The new caucus will provide guidance, resources, and support to MEA members who want to learn more and do better. It came about because a group of LGBT teachers and allies realized educators needed help to understand the struggles of students and staff who identify as LGBTQ.
Students who don’t feel included and supported tend to disengage and under-perform at school. “Sometimes it can lead to mental and emotional issues, as well as substance abuse, because they’re struggling to find out who they are,” Pennock said.
Where needed, members of the caucus might be willing to meet with district leadership in cases where lack of awareness leads to unsupportive culture, practices, and curriculum. Including diverse books and stories about LGBTQ people is not provocative, he said.
“It’s telling the story of other people. It’s human experience.”
With growing social justice awareness and activism happening nationally, and movement toward viewing identity through a lens of intersectionality, “We needed to come together to address the struggles that our students and our staff members had with their own inclusivity,” Pennock said.
Members of the caucus conducted their first training sessions—on inclusive classroom libraries and board policies—at July’s MEA Summer Conference, which was held virtually and at no cost this year. The sessions included giveaways of books for classroom libraries and professional development.
The sessions were well attended, he said. More recently, a caucus-facilitated, SCECH-eligible virtual book study around the title, Safe is Not Enough: Better Schools for LGBTQ Students, filled up in just a few days. The book study is organized by MEA’s Center for Leadership & Learning.
“We think we’re being well received not only because it’s a hot-button issue, but because people genuinely want to help their kids and help each other, and having the knowledge is a good way to do it,” Pennock said.
Building membership is more difficult, he said, adding: “The pandemic has not helped.”
Membership is open to any MEA member or staff member, including aspiring educators and MEA-Retired. Annual membership costs $15 for the state-level caucus only, or $40 covers membership in both the MEA and NEA caucuses.

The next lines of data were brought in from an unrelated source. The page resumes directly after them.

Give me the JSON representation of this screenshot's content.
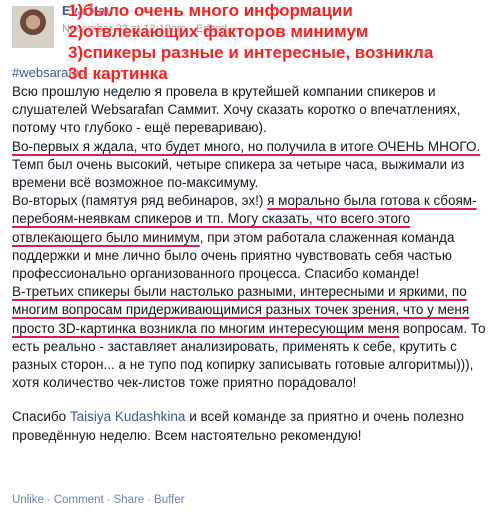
{
  "post": {
    "author": "Eva Nau",
    "meta": "November 23 at 12:19am · Edited ·",
    "hashtag": "#websarafan",
    "annotations": [
      "1)было очень много информации",
      "2)отвлекающих факторов минимум",
      "3)спикеры разные и интересные, возникла",
      "3d картинка"
    ],
    "paragraph1": "Всю прошлую неделю я провела в крутейшей компании спикеров и слушателей Websarafan Саммит. Хочу сказать коротко о впечатлениях, потому что глубоко - ещё перевариваю).",
    "p2_u": "Во-первых я ждала, что будет много, но получила в итоге ОЧЕНЬ МНОГО.",
    "p2_rest": " Темп был очень высокий, четыре спикера за четыре часа, выжимали из времени всё возможное по-максимуму.",
    "p3_start": "Во-вторых (памятуя ряд вебинаров, эх!) ",
    "p3_u": "я морально была готова к сбоям-перебоям-неявкам спикеров и тп. Могу сказать, что всего этого отвлекающего было минимум",
    "p3_rest": ", при этом работала слаженная команда поддержки и мне лично было очень приятно чувствовать себя частью профессионально организованного процесса. Спасибо команде!",
    "p4_u": "В-третьих спикеры были настолько разными, интересными и яркими, по многим вопросам придерживающимися разных точек зрения, что у меня просто 3D-картинка возникла по многим интересующим меня",
    "p4_rest": " вопросам. То есть реально - заставляет анализировать, применять к себе, крутить с разных сторон... а не тупо под копирку записывать готовые алгоритмы))), хотя количество чек-листов тоже приятно порадовало!",
    "p5_start": "Спасибо ",
    "p5_link": "Taisiya Kudashkina",
    "p5_rest": " и всей команде за приятно и очень полезно проведённую неделю. Всем настоятельно рекомендую!"
  },
  "actions": {
    "unlike": "Unlike",
    "comment": "Comment",
    "share": "Share",
    "buffer": "Buffer",
    "separator": "·"
  },
  "colors": {
    "link": "#3b5998",
    "annotation": "#ff1e1e",
    "underline": "#e0195a"
  }
}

Email email@example.com to be sent the membership form. The formation of the caucus was approved by the MEA Representative Assembly in April 2019.